Wednesday, June 13, 2007

Quill Awards Bathe in Southern Voices

The Quill award finalists were announced this past week! What, you ask, are the Quills? Quills are to books, the equivalent of Oscars for movies and Tonys for theatre. There are five nominees in 18 categories such as general fiction, humor, romance, business, graphic novels, history, and poetry. This October, all winners will dine at Lincoln Center while NBC televises the event.

I’m excited to report the audio books have a “down-home” flavor. All five nominees are narrated by southern voices. So, without further ado, the nominees are…

Can’t Wait to Get to Heaven by Fannie Flagg, as read by the author, is a native of Birmingham, Alabama. Her sweet voice adds spark to eighty-something Mrs. Elner Shimfissle’s quirky life. One minute she is up a tree picking figs and the next off pondering the meaning of life. Library Journal says, “she still can mix humor, wisdom, and pathos in highly memorable characters that made [her] earlier books successes.”

I Like You: Hospitality Under the Influence by Amy Sedaris, as read by the author, grew up in Raleigh, North Carolina. Sedaris is like listening to a Southerner on speed, since she combines her hometown sound with a New Yorker’s urgency. Publisher’s Weekly says, “Sedaris sounds like she's throwing a party in the studio and listeners would be foolish not to RSVP.”

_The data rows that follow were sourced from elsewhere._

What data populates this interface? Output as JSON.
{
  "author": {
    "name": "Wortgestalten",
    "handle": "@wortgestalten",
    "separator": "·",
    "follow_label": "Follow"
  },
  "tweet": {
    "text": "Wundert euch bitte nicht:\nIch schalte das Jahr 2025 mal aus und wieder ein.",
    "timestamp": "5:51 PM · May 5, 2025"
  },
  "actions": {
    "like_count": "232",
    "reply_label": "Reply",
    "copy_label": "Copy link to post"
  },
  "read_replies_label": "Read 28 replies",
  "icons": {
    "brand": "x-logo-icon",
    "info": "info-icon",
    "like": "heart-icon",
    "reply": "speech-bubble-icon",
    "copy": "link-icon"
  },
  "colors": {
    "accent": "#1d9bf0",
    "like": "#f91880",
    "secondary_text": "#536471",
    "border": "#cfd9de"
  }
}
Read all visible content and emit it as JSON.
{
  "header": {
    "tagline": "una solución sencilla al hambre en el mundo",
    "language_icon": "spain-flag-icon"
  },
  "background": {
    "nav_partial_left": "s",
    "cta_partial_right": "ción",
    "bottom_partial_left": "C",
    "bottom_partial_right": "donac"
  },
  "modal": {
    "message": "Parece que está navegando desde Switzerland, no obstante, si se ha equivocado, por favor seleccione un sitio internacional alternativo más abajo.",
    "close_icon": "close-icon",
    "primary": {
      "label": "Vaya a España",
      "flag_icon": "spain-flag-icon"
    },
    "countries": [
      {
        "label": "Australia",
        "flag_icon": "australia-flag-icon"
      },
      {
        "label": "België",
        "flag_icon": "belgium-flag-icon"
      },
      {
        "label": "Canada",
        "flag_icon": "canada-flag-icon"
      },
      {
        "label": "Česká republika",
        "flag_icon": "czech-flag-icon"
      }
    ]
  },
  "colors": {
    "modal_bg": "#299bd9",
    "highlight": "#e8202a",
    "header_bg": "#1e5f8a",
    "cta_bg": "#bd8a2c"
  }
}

Mississippi Sissy by Kevin Sessums, as read by the author, grew up in Forest, Mississippi. Sessums knew he was different from other little boys: since he worshiped Arlene Francis and not Mickey Mantle. Publisher’s Weekly says, “Listeners accustomed to contemporary autobiographical titles should be forewarned that they are entering unapologetic gothic territory akin to that of Eudora Welty (a friend and mentor to Sessums) or even Flannery O'Connor.”

Thirteen Moons by Charles Frazier is read by actor Will Patton, a Charleston, South Carolina native. Publisher’s Weekly states, “Patton transforms the text into a tale that sounds as if it were meant to be read aloud. It's a story to be told by the fire over the course of a long winter…”

And, drum roll please, my money is on the classic To Kill a Mockingbird by Harper Lee as read by Sissy Spacek. The actual list suggests Sissy Spacek “performs the book” where as other nominees merely read theirs.

So, while you mow the lawn, water the garden, or travel to Yellowstone, spend your summer listening to these nominees, and decide for yourself.